*** Opening MATERIAL PROVIDED ***

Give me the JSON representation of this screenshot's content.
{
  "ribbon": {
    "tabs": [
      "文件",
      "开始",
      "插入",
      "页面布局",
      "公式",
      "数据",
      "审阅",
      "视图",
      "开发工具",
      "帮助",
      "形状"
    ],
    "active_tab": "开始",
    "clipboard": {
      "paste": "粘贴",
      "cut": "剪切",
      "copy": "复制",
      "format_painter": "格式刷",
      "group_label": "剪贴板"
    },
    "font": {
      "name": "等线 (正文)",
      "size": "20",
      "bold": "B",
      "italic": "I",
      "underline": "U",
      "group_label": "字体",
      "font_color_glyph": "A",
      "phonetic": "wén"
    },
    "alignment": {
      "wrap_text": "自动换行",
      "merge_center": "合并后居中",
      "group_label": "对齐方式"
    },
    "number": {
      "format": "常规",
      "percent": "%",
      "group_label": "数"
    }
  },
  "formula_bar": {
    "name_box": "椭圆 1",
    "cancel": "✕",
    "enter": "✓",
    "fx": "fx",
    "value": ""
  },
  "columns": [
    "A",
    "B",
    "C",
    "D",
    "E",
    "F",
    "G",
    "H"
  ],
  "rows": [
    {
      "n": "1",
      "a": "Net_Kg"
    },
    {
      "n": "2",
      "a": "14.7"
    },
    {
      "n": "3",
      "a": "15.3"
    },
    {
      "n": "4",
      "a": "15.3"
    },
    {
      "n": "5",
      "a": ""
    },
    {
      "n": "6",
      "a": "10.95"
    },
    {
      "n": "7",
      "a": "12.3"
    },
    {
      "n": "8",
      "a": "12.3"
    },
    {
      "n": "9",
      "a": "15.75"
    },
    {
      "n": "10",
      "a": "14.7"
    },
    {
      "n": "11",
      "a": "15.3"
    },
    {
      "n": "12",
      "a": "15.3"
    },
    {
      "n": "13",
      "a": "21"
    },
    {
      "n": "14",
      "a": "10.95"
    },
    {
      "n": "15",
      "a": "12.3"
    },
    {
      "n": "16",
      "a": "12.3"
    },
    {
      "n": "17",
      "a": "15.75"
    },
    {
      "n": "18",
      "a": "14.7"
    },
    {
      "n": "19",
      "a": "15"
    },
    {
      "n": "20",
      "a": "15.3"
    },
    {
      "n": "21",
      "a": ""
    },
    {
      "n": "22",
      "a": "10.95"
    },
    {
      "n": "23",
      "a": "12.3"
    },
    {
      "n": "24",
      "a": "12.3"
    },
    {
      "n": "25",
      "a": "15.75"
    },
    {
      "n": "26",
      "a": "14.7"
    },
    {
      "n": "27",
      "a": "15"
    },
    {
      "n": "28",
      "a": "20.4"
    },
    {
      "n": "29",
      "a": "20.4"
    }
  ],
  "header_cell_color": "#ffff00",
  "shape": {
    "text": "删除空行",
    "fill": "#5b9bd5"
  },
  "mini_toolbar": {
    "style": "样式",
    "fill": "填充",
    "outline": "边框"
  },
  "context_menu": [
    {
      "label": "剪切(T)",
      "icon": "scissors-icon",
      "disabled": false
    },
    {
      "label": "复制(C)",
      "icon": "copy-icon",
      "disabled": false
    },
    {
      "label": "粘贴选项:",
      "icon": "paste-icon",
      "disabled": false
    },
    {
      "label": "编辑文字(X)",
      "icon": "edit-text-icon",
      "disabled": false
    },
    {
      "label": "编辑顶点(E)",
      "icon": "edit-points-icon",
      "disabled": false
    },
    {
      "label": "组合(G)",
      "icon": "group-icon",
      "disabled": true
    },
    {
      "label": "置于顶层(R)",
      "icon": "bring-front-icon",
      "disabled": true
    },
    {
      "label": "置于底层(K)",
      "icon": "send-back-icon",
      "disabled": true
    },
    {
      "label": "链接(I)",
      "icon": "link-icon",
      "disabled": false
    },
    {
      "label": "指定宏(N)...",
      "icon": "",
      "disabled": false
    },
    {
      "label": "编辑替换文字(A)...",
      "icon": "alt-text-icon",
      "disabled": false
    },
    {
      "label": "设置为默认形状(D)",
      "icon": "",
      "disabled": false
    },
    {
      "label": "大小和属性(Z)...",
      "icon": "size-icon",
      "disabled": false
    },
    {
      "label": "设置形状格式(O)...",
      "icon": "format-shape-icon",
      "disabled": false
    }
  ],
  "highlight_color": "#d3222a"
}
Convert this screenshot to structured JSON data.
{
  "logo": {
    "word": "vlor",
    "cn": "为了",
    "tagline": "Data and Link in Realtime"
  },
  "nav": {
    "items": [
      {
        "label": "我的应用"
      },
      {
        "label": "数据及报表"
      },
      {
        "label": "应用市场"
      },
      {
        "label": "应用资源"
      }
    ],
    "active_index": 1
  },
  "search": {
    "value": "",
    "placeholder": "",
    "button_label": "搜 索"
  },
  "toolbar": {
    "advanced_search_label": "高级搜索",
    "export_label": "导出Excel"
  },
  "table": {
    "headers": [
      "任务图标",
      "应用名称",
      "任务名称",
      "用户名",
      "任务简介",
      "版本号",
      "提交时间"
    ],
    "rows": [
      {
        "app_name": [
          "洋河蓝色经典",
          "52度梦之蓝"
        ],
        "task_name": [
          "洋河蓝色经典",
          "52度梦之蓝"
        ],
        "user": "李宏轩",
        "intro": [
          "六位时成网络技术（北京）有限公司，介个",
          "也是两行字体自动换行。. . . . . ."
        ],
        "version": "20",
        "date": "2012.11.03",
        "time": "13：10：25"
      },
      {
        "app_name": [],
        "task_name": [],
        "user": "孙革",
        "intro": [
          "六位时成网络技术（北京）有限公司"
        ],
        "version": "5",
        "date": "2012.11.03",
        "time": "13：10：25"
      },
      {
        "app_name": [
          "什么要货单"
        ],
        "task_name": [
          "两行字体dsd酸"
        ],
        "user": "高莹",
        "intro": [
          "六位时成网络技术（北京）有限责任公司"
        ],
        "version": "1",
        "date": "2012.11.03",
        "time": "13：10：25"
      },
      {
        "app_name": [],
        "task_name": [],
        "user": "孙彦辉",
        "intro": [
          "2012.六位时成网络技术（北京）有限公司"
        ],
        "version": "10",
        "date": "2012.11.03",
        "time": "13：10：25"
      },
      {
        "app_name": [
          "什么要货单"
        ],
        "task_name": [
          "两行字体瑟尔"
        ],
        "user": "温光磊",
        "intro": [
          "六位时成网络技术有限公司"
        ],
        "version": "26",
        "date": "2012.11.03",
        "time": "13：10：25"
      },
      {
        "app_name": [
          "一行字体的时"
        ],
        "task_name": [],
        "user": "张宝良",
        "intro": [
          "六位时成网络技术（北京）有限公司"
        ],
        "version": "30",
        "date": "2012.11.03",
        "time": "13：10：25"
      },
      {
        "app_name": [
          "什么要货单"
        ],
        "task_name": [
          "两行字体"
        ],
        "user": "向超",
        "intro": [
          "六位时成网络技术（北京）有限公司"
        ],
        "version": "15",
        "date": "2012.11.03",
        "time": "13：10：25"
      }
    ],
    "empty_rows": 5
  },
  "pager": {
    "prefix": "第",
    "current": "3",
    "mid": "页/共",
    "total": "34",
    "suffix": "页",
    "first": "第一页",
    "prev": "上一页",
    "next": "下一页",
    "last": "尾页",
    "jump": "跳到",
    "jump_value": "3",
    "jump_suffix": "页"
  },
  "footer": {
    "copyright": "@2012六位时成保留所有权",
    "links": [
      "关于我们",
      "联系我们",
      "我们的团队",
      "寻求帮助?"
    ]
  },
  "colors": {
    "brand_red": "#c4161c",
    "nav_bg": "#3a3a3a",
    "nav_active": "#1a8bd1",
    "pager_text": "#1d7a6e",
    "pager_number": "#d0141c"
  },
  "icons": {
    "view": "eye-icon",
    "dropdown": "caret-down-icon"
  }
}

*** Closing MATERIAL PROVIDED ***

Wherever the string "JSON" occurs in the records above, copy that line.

Give me the JSON representation of this screenshot's content.
Convert this screenshot to structured JSON data.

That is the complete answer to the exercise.